Dr Tim Zhao, CNBP Associate Investigator (University of Adelaide) is lead author on a new research paper, reporting on an innovative method for embedding light-emitting nanoparticles into glass without losing any of their unique properties. The paper’s results made the University of Adelaide news site!
Publication Title: Upconversion Nanocrystal-Doped Glass: A New Paradigm for Photonic Materials.
Authors: Jiangbo Zhao, Xianlin Zheng, Erik P Schartner, Paul Ionescu, Run Zhang, Tich-Lam Nguyen, Dayong Jin and Heike Ebendorff-Heidepriem.
Abstract: The integration of novel luminescent nanomaterials into glassy matrix can lead to new hybrid materials and photonic devices with promising material performance and device functions.
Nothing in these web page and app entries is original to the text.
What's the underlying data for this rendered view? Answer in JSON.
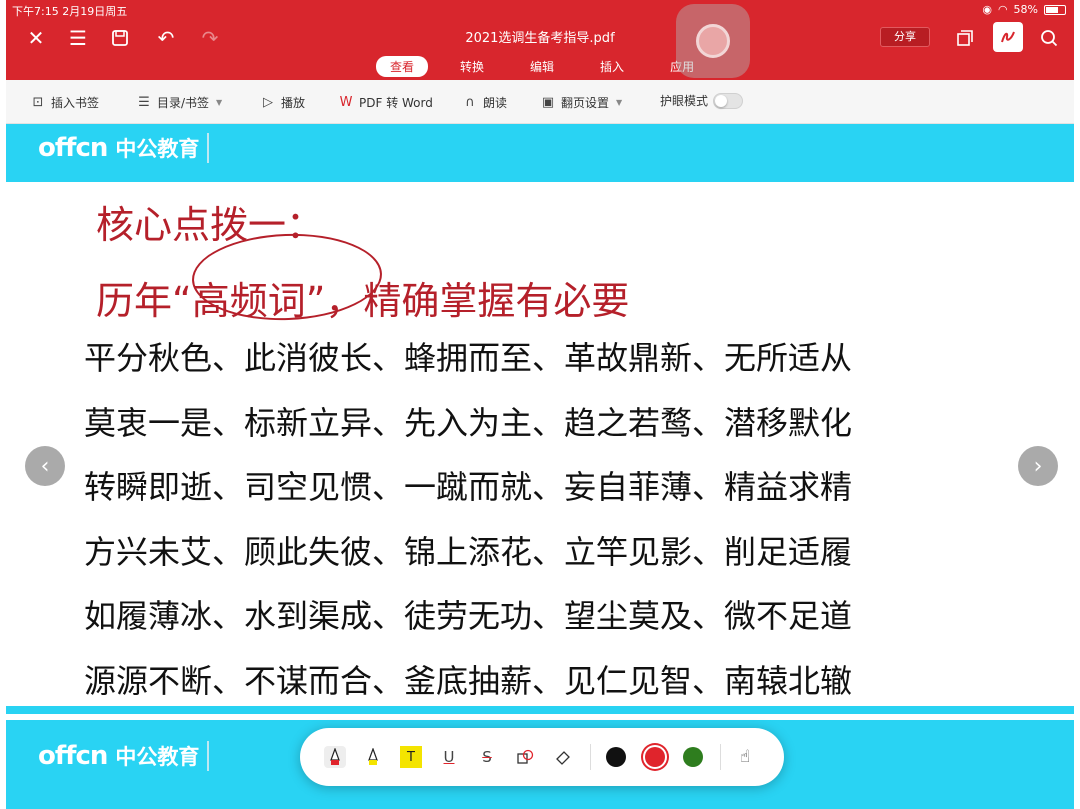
{
  "status_bar": {
    "time_date": "下午7:15   2月19日周五",
    "battery": "58%"
  },
  "header": {
    "doc_title": "2021选调生备考指导.pdf",
    "share_label": "分享",
    "tabs": [
      {
        "label": "查看",
        "active": true
      },
      {
        "label": "转换",
        "active": false
      },
      {
        "label": "编辑",
        "active": false
      },
      {
        "label": "插入",
        "active": false
      },
      {
        "label": "应用",
        "active": false
      }
    ],
    "accent_color": "#d8262d"
  },
  "toolbar": {
    "bookmark_insert": "插入书签",
    "toc_bookmark": "目录/书签",
    "play": "播放",
    "pdf_to_word": "PDF 转 Word",
    "read_aloud": "朗读",
    "page_turn_settings": "翻页设置",
    "eye_care_mode": "护眼模式",
    "eye_care_on": false
  },
  "document": {
    "brand_logo": "offcn",
    "brand_name": "中公教育",
    "heading1": "核心点拨一：",
    "heading2_a": "历年",
    "heading2_quote": "“高频词”",
    "heading2_b": "，精确掌握有必要",
    "lines": [
      "平分秋色、此消彼长、蜂拥而至、革故鼎新、无所适从",
      "莫衷一是、标新立异、先入为主、趋之若鹜、潜移默化",
      "转瞬即逝、司空见惯、一蹴而就、妄自菲薄、精益求精",
      "方兴未艾、顾此失彼、锦上添花、立竿见影、削足适履",
      "如履薄冰、水到渠成、徒劳无功、望尘莫及、微不足道",
      "源源不断、不谋而合、釜底抽薪、见仁见智、南辕北辙"
    ],
    "band_color": "#29d3f3",
    "heading_color": "#b5202a"
  },
  "annotation_dock": {
    "tools": [
      "pen-tool",
      "highlighter-tool",
      "text-highlight-tool",
      "underline-tool",
      "strikethrough-tool",
      "shape-tool",
      "eraser-tool"
    ],
    "text_tool_glyph": "T",
    "underline_glyph": "U",
    "strike_glyph": "S",
    "colors": [
      "#111111",
      "#e0242c",
      "#2e7d1e"
    ],
    "selected_color": "#e0242c"
  }
}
Lanthanide-containing upconversion nanocrystals have become unique candidates for sensing, bioimaging, photon energy management, volumetric displays, and other photonic applications. Here, a versatile direct-doping approach is developed to integrate bright upconversion nanocrystals in tellurite glass with tailored nanoscale properties. Following our two-temperature glass-melting technique, the doping tempera-
ture window of 550–625 °C and a 5 min dwell time at 577 °C are determined as the key to success, which balances the survival and dispersion of upconversion nanocrystals in glass. It is identified that the fine spectra of upconversion emissions can be used to diagnose the survival and dissolution fraction of doped nanocrystals in the glass. Moreover, 3D dispersion of nanocrystals in the glass is visualized by upconversion scanning confocal microscopy. It is further demonstrated that a low-loss fiber, drawn from the highly transparent nanocrystals-doped glass retains the distinct optical properties of upconversion nanocrystals. These results suggest a robust strategy for fabrication of high-quality upconversion nanocrystal-doped glasses. The new class of hybrid glasses allows for fiber-based devices to be developed for photonic applications or as a useful tool for tailoring light–nanoparticles interactions study.
The paper is available online.